■ Directions for this task ■
Copy out each line of the material that includes the word "true".

══ Records provided

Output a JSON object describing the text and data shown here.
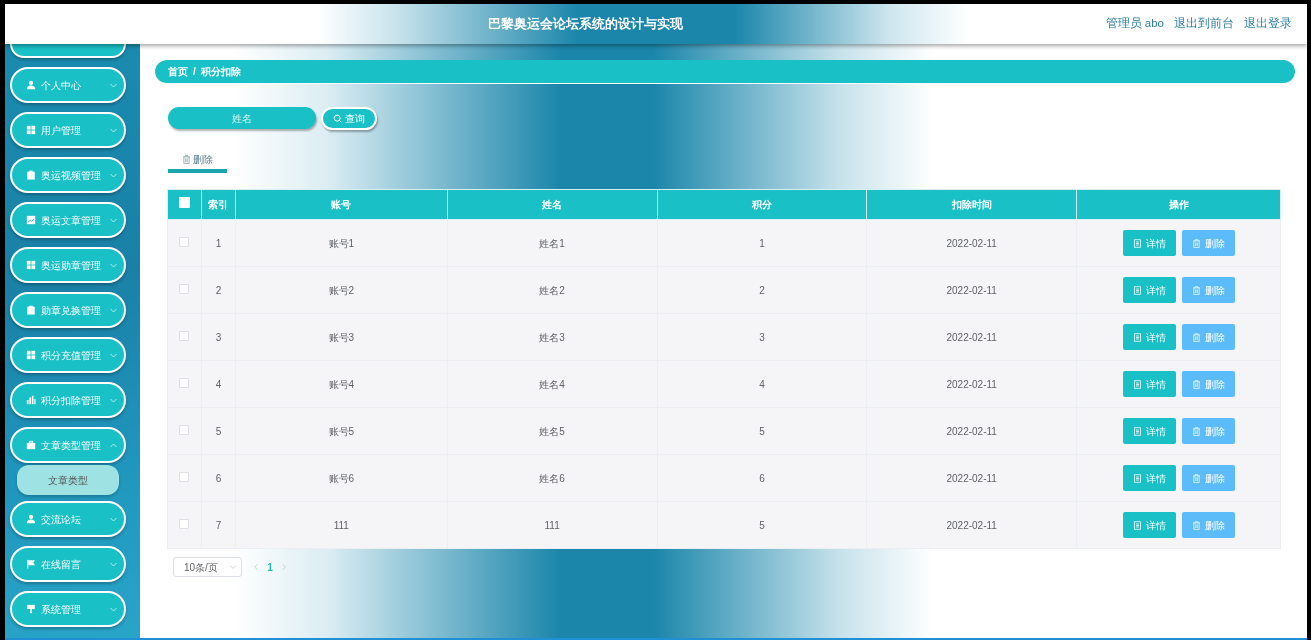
{
  "header": {
    "title": "巴黎奥运会论坛系统的设计与实现",
    "user": "管理员 abo",
    "links": [
      "退出到前台",
      "退出登录"
    ]
  },
  "sidebar": {
    "items": [
      {
        "label": "个人中心",
        "expanded": false
      },
      {
        "label": "用户管理",
        "expanded": false
      },
      {
        "label": "奥运视频管理",
        "expanded": false
      },
      {
        "label": "奥运文章管理",
        "expanded": false
      },
      {
        "label": "奥运勋章管理",
        "expanded": false
      },
      {
        "label": "勋章兑换管理",
        "expanded": false
      },
      {
        "label": "积分充值管理",
        "expanded": false
      },
      {
        "label": "积分扣除管理",
        "expanded": false
      },
      {
        "label": "文章类型管理",
        "expanded": true,
        "children": [
          {
            "label": "文章类型",
            "hovered": true
          }
        ]
      },
      {
        "label": "交流论坛",
        "expanded": false
      },
      {
        "label": "在线留言",
        "expanded": false
      },
      {
        "label": "系统管理",
        "expanded": false
      }
    ]
  },
  "breadcrumb": {
    "items": [
      "首页",
      "积分扣除"
    ],
    "separator": "/"
  },
  "search": {
    "placeholder": "姓名",
    "button": "查询"
  },
  "tabs": [
    {
      "label": "删除",
      "selected": true
    }
  ],
  "table": {
    "columns": [
      "索引",
      "账号",
      "姓名",
      "积分",
      "扣除时间",
      "操作"
    ],
    "header_checked": false,
    "rows": [
      {
        "checked": false,
        "cells": [
          "1",
          "账号1",
          "姓名1",
          "1",
          "2022-02-11"
        ],
        "actions": [
          "详情",
          "删除"
        ]
      },
      {
        "checked": false,
        "cells": [
          "2",
          "账号2",
          "姓名2",
          "2",
          "2022-02-11"
        ],
        "actions": [
          "详情",
          "删除"
        ]
      },
      {
        "checked": false,
        "cells": [
          "3",
          "账号3",
          "姓名3",
          "3",
          "2022-02-11"
        ],
        "actions": [
          "详情",
          "删除"
        ]
      },
      {
        "checked": false,
        "cells": [
          "4",
          "账号4",
          "姓名4",
          "4",
          "2022-02-11"
        ],
        "actions": [
          "详情",
          "删除"
        ]
      },
      {
        "checked": false,
        "cells": [
          "5",
          "账号5",
          "姓名5",
          "5",
          "2022-02-11"
        ],
        "actions": [
          "详情",
          "删除"
        ]
      },
      {
        "checked": false,
        "cells": [
          "6",
          "账号6",
          "姓名6",
          "6",
          "2022-02-11"
        ],
        "actions": [
          "详情",
          "删除"
        ]
      },
      {
        "checked": false,
        "cells": [
          "7",
          "111",
          "111",
          "5",
          "2022-02-11"
        ],
        "actions": [
          "详情",
          "删除"
        ]
      }
    ]
  },
  "pagination": {
    "page_size": "10条/页",
    "pages": [
      {
        "label": "1",
        "selected": true
      }
    ]
  }
}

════

■ Answer to the exercise ■
        "expanded": true,
            "hovered": true
      "selected": true
        "selected": true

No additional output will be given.